Similar to expired condoms, expired personal lubricant may not be safe to use because the product degradation could cause irritation to your genitals.
How Can You Tell If Lube Is Expired?
Your lube is likely expired if its texture, color, or smell has noticeably changed from the original formulation.
Water-based lubricants can degrade over time, as well. Even if they use natural ingredients, there is a shelf-life — nothing remains the same forever.
Using an opened bottle of lube from a few years ago might not sound like a big deal, but since the risks of contamination are higher, it’s best to steer clear from using old or expired lubricant.
If you notice that your lube smells “off” or rancid, the texture has changed, or the color has turned from clear to opaque, chances are that your lube is expired.
What do you look for in expired lube?
- Changes in smell
- Changes in texture
- Changes in color
- Off taste, in the case of flavored or edible lubes
If you notice that your lube has a different smell or color, it might be a sign that it is expired and you should not use it.
When it comes to personal lubricant, it’s always better to be safe than sorry, so if you’re on the fence about using that old lube that’s been sitting in your bathroom cabinet for years, it’s probably better to not use it.
What Can Happen If You Use Expired Lube?
Using expired lube heightens your risk of genital infection and irritation since time can alter the chemicals used to formulate lube.
Personal lubricants contain ingredients that degrade over time (especially after exposure to atmospheric elements) and using expired lubes can result in genital irritation or infections.
Not only that, but they may have an unpleasant smell, texture, or taste that is anything but sexy.
Can you use expired lube anyway?

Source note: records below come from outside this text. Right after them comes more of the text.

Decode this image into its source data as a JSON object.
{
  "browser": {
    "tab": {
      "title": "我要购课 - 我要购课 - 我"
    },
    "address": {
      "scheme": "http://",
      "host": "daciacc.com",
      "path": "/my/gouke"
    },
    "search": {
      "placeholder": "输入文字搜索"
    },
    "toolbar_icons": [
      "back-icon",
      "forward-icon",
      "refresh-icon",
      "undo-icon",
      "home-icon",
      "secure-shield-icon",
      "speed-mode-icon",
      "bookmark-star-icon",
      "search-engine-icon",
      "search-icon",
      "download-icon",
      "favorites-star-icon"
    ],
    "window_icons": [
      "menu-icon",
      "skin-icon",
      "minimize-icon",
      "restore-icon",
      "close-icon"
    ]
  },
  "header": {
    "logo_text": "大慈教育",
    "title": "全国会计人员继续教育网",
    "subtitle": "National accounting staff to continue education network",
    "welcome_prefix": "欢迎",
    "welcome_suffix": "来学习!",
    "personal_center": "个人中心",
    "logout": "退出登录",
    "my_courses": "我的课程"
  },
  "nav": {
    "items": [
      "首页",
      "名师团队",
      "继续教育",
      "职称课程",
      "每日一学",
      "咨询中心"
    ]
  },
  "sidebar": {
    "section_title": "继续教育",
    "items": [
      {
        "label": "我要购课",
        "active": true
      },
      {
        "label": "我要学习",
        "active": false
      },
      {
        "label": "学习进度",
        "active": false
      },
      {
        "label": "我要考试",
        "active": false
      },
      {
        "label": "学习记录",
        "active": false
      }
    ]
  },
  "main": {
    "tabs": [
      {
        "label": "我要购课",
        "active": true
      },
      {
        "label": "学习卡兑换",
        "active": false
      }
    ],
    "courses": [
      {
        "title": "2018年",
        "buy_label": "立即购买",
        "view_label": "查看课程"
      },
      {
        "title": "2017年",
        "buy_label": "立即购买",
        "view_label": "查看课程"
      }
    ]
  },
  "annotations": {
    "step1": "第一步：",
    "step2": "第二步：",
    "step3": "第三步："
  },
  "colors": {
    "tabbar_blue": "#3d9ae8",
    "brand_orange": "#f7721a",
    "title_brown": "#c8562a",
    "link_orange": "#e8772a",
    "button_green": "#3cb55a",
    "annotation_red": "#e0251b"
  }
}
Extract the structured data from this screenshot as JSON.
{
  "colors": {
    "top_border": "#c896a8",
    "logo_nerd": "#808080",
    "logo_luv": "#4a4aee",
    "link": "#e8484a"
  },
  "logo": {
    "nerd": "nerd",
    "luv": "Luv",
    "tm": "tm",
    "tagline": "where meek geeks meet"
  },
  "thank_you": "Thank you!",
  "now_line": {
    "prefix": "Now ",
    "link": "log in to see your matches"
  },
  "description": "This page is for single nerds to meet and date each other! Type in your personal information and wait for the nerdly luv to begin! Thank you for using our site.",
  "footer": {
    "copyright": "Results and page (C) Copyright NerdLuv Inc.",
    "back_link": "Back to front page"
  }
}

While you might think using expired lube is no big deal, it can actually cause some major irritation or even lead to infections such as bacterial vaginosis or a yeast infection. It’s not worth the risk.
Can expired lube cause infection or other issues?
Yes, using expired lube can cause infection or irritation, which is why you never want to use a lube past its expiration date. If you use expired lube you’re at a greater risk of experiencing uncomfortable itching or burning sensations associated with vaginitis.
What To Use Instead Of Expired Lube
When using lube alternatives, make sure that they are absolutely safe for your intended purpose since they’re going to be used on or inside delicate genital and anal tissues.
Instead of expired lube, you can use coconut oil or canola oil, though you should not use oil-based lubricants with condoms since they can wear down the material, resulting in the condom not being viable.
The best thing to use instead of expired lube is a fresh bottle of store-bought personal lubricant.
If you’re confused about which lube may be right for you, you can take our lube quiz, or review our lube comparison table below.
|Condom Types||All||Polyurethane, nitrile and lambskin only||All|
|Sex Toy Types||All||All but latex||All but silicone|
|Does It Stain?||No||Yes||Yes|
|Sex Toy Types|
|Does It Stain?|
While it might be tempting in the moment, you should not use expired lube because it can cause irritation or allergic reactions to your genitals and not be effective at its intended purpose.
In addition, never use a lube that smells, looks, feels, or tastes off because that will often indicate that it has gone rancid or is no longer viable.
Finally, it’s best to replace lubricant one year after opening the bottle, and always store it in a cool dry place, with its cap securely fastened.